Alex Cameron - "Take Care of Business" (Singles Going Steady)
"Take Care of Business" plods along, for much of its duration, like a lethargic, brain-rotted version of some more impassioned '80s new wave ballad. Yet this is precisely its appeal.
Pryor Stroud: Pulled from Alex Cameron's upcoming LP Jumping the Shark, "Take Care of Business" plods along, for much of its duration, like a lethargic, brain-rotted version of some more impassioned '80s new wave ballad. Yet this is precisely its appeal; there seems to be a more conventionally appealing song lurking somewhere within its mottled bloodstream, but it deliberately takes a different tack, adopting a cryptic, nearly demented tone instead. Cameron also dons a faux low-register bellow that further magnifies the track's innate strangeness. But then -- out of nowhere, or perhaps from somewhere that was there all along -- a synth swell seizes your temples and the true melody materializes: "Oh, she takes care of business / I ain't half the man I wanted to be", Cameron mumbles, the synth casting circular light-figures around him, and all at once, the track reveals the heartache that was hiding beneath its surface the whole time. [8/10]
Emmanuel Elone: Am I supposed to take this seriously?

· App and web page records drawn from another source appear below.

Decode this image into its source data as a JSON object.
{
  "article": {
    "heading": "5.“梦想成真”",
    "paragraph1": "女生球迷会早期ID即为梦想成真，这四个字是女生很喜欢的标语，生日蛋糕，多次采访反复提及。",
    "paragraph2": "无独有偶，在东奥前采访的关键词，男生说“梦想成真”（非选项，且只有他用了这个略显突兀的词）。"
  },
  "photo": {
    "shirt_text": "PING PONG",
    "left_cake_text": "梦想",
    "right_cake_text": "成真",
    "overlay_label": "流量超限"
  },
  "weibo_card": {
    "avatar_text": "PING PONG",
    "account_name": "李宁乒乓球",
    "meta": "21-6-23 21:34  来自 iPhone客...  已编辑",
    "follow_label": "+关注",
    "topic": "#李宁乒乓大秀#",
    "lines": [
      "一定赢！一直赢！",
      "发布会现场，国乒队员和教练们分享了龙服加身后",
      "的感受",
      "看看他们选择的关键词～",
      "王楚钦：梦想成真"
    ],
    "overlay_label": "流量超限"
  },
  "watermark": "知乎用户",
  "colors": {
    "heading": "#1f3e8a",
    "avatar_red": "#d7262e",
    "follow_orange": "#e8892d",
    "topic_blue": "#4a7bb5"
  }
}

There's only so much overly-dramatic, faux angsty lyrics and singing that a person can take in a lifetime, and "Take Care of Business" overflows with it. Granted, the eerie synths in the background give this song some serous street cred, and are probably the most haunting synths since Rockwell's "Somebody's Watching Me". Still, I can't stand Alex Cameron's overdone, whiny voice croon/moan "Taking care of business", since it sounds so forced, so over-the-top, and so annoying. And, just like Gwen Stefani's "Misery", Alex Cameron results to using cliches and common idioms to carry his songs, in the hopes that any originality will come out through his "pained" and "exhausting" vocal performance. It just doesn't work, and Cameron's in desperate need for a new shtick if he thinks that his singing is in anyway quality. [4/10]
Chris Ingalls: The stark atmosphere and heavy keyboards recall vintage Gary Numan, maybe crossed with Nick Cave. The song would be perfectly acceptable as a low-key tone poem, but when it picks up in the last third, it's just the unexpected jolt that the song needs and really gives it a new dimension. [7/10]
Chad Miller: Weird for seemingly no good reason. The beginning isn't very musically endearing either. The music gets better in the second half, but it doesn't make up for all the time I had to spend with the opening. [5/10]
Jedd Beaudoin: Love the tune, it’s kind of like Nick Cave at the karaoke bar. The video’s a little too on the nose, though. Thankfully, I won’t be watching it that often but will be blasting this sucker quite a bit. [6/10]